Making a classic Curry Bread involves making curry and then kneading together a dough before proofing it and stuffing it with the filling. These buns then get coated in a layer of panko before being baked or deep-fried. It’s an involved process that takes about half a day to make, which is why most people opt to buy Karé Pan at a store. I’ve cut the process down to about fifteen minutes while retaining the essence of this popular snack by turning it into a sandwich.
By stuffing the curry filling between two thick slices of buttered shokupan (Japanese sandwich bread), along with a slice of cheese, the resulting sandwich can be pan-fried like a grilled cheese sandwich.
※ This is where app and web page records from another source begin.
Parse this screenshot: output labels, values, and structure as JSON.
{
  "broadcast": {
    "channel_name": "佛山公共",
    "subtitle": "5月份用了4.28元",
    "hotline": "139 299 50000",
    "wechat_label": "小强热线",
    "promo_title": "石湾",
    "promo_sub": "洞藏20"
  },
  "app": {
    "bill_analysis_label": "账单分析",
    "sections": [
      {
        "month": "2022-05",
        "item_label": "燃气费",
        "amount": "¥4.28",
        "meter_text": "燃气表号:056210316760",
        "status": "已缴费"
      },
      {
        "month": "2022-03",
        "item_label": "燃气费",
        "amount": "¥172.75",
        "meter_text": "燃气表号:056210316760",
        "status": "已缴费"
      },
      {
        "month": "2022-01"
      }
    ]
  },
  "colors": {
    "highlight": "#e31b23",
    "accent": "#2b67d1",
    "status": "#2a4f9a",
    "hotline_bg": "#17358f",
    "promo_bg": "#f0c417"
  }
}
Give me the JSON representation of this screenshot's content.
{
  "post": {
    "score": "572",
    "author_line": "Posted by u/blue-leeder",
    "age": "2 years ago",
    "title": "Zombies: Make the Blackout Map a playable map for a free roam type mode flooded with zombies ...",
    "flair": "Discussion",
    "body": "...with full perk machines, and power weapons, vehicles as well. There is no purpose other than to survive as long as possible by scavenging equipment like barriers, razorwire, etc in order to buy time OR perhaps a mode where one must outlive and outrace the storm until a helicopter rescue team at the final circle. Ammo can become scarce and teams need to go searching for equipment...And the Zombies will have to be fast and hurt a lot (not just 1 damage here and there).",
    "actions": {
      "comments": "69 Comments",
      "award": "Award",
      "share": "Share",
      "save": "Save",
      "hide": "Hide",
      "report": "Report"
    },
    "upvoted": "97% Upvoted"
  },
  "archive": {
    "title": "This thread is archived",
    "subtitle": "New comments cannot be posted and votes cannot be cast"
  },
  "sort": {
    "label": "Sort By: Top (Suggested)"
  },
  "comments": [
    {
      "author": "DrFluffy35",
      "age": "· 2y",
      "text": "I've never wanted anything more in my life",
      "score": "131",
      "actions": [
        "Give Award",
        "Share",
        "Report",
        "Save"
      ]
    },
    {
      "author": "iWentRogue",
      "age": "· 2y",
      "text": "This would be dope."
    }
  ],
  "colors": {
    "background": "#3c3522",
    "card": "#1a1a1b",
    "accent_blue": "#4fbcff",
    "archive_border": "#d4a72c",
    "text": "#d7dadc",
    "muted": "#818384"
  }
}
The result is a crisp buttery crust enveloping the spicy curry and cheese.
Karé Pan is a great on-the-go meal and is perfect for packing into a bento box for lunch. If you decide to pack this Curry Bread into a bento, be sure you let it fully cool before you close the lid.
For curry filling
- 80 grams kabocha squash (peeled and sliced thinly)
- 1 tablespoon vegetable oil
- 120 grams onions (finely chopped)
- 6 grams garlic (finely minced)
- 4 grams ginger (finely minced)
- 150 grams ground beef
- 1 tablespoon Japanese curry powder
- 1 tablespoon soy sauce
- 2 tablespoons ketchup
For Curry Bread
- 3 tablespoons cultured unsalted butter (room temperature)
- 4 slices sandwich bread (sliced 1-inch thick)
- 2 slices American cheese
Make Curry Filling
- Add the sliced kabocha to a microwave-safe bowl along with 1 tablespoon of water. Cover the bowl with a lid or plastic wrap and microwave until the kabocha is tender (about 2 minutes at 600 watts).
- In a frying pan over medium heat, add the vegetable oil, onions, garlic, and ginger, and saute until the onions are tender and caramelized.
- Add the ground beef and use a spatula to crumble until it’s cooked most of the way through.
- Add the curry powder and soy sauce and stir-fry until any liquid has evaporated, and the curry is fragrant.
- Add the ketchup and cooked kabocha and mash the mixture together with a spatula or potato masher.
Make Curry Bread
- Spread the room temperature butter onto one side of each slice of bread. It’s helpful to think about how the bread fits together before doing this as you want the butter on the outside surfaces of the sandwich (not the inside).
- With the buttered side of two slices of bread facing down, add a slice of cheese to each.
- Top each slice of cheese with half of the curry mixture. Spread the mixture around to form an even layer, but don’t go all the way to the edges.
- Cover the curry with the remaining two sliced of bread with the buttered surface facing up.
- Pan-fry the sandwiches one at a time in a frying pan over medium-low heat. Use a small flat lid to gently press on the sandwich, so the bread makes even contact with the pan.
- When the sandwich has browned on one side, flip it over and place the lid back on the sandwich and let the other side brown.